Here’s a a cool new book:
STEPHENS, MARK B.
Annihilation or Renewal?. The Meaning and Function of New Creation in the Book of Revelation
WUNT II 307. Tuebingen: Mohr/Siebeck, 2011.
Mark B. Stephens investigates the cosmic eschatology of Revelation, with a particular focus on the question of continuity and discontinuity between the present and future world. Key background texts are examined for their influence, including selected traditions from the Hebrew Bible, Second Temple apocalyptic texts, and the literature of early Christianity. The centrepiece of the analysis is an integrated exploration of the topic throughout the entirety of Revelation. Drawing upon a range of methodologies, the author shows that the imagery and auditions of Revelation work together to communicate both judgement upon the present order of creation, and yet at the same time the eschatological renewal of all things. In particular, the eschaton is depicted in terms of a transfer of sovereignty over the earth, with the eschatological arrival of God’s throne bringing about the displacement of the present “destroyers of the earth” (Rev 11:18).

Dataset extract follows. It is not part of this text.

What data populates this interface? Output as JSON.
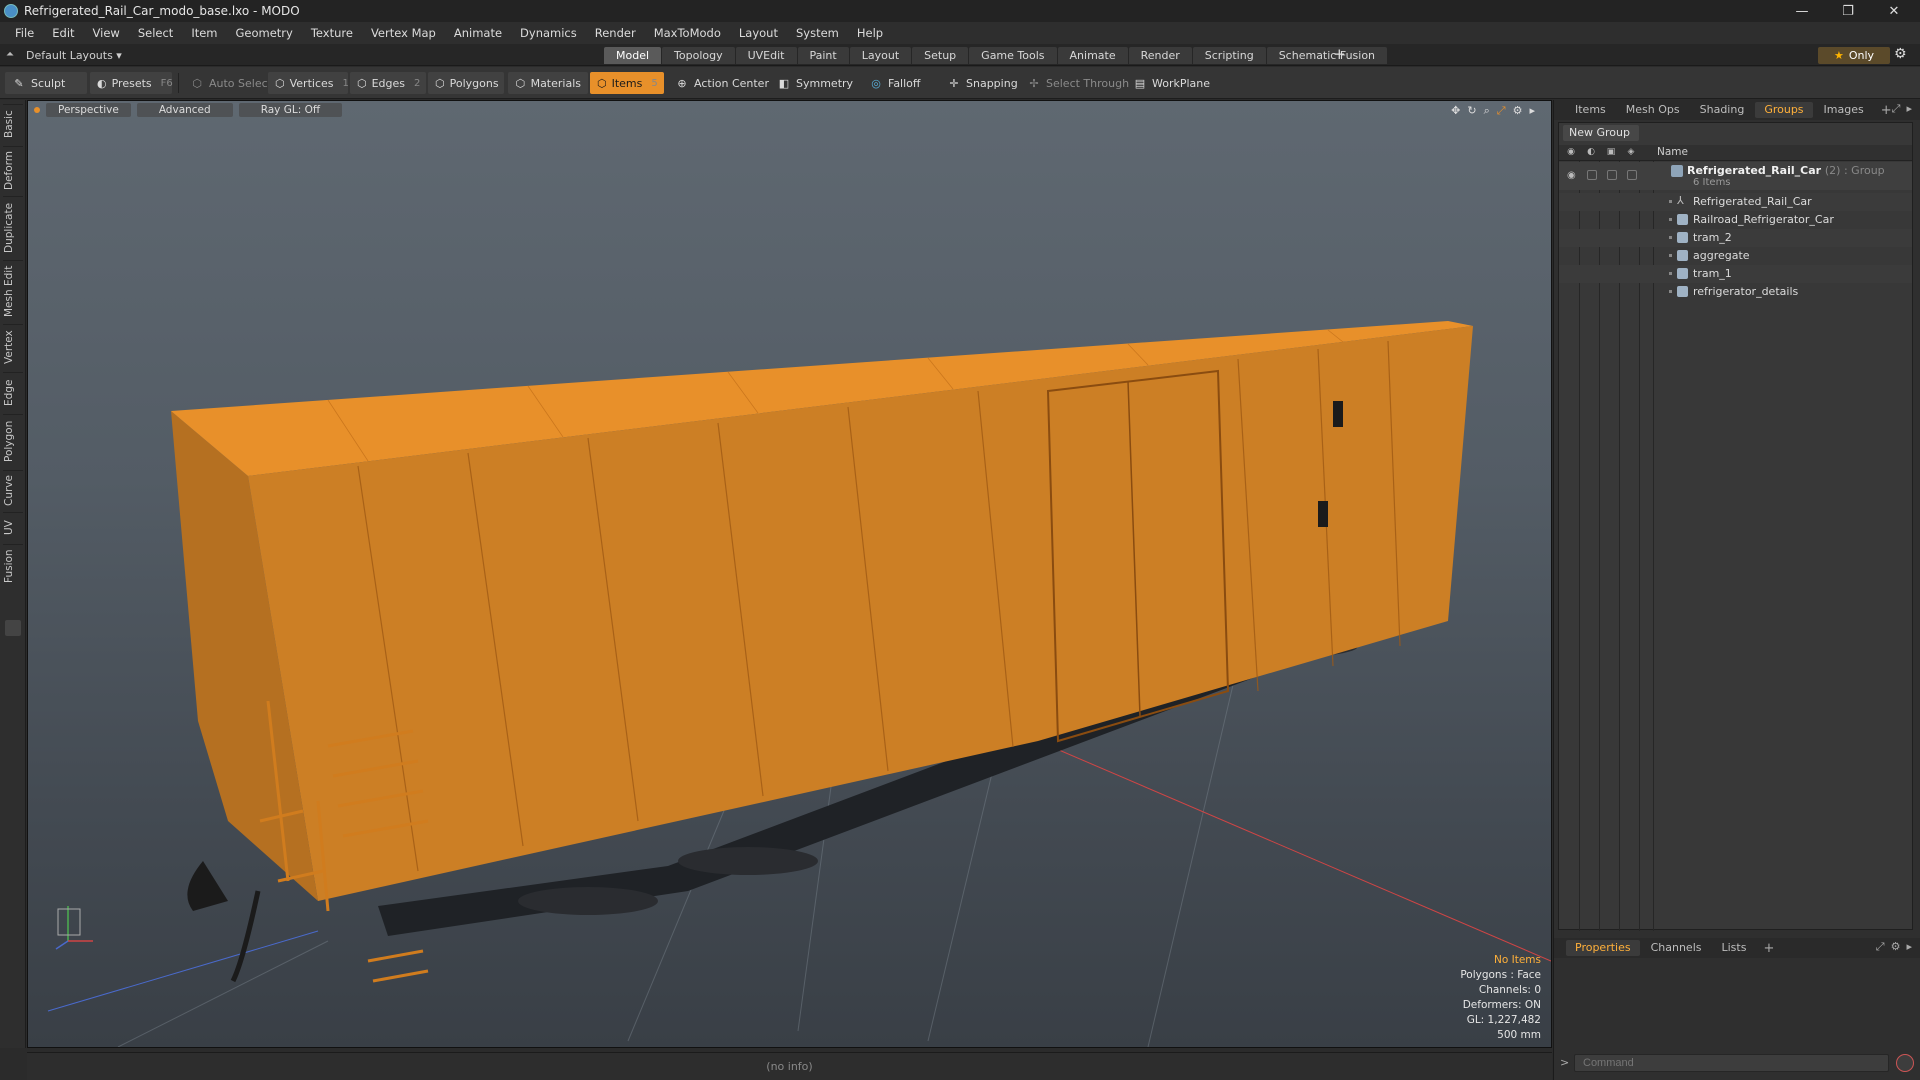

Thus, it is our conclusion that the imagery and auditions of Revelation work together to communicate both judgement upon the present order of creation, and yet at the same time the eschatological renewal of all things. In terms of specifics, John’s scenario for the future involves the systematic removal of earth’s “destroyers” (human and angelic), the comprehensive elimination of the chaotic sea, and the abolition of death. In their stead, we find a world filled with the presence of God, whose arrival brings about a merger between heaven and earth, and a harmonious unity between nature and culture. Yet the precision we moderns might seek in understanding exactly how “all things” (τὰ πάντα) persist, and the degree of transformation that occurs, cannot be answered with the technical accuracy of a lab report. For John, whilst the outskirts of the new creation could be described, fullness of detail was a reality that could only be experienced rather than expressed. It was enough for him to depict the truth that God would one day bring his eschatological reign to the earth, displacing the corrupt destroyers, and enabling creation to reach its eschatological goal.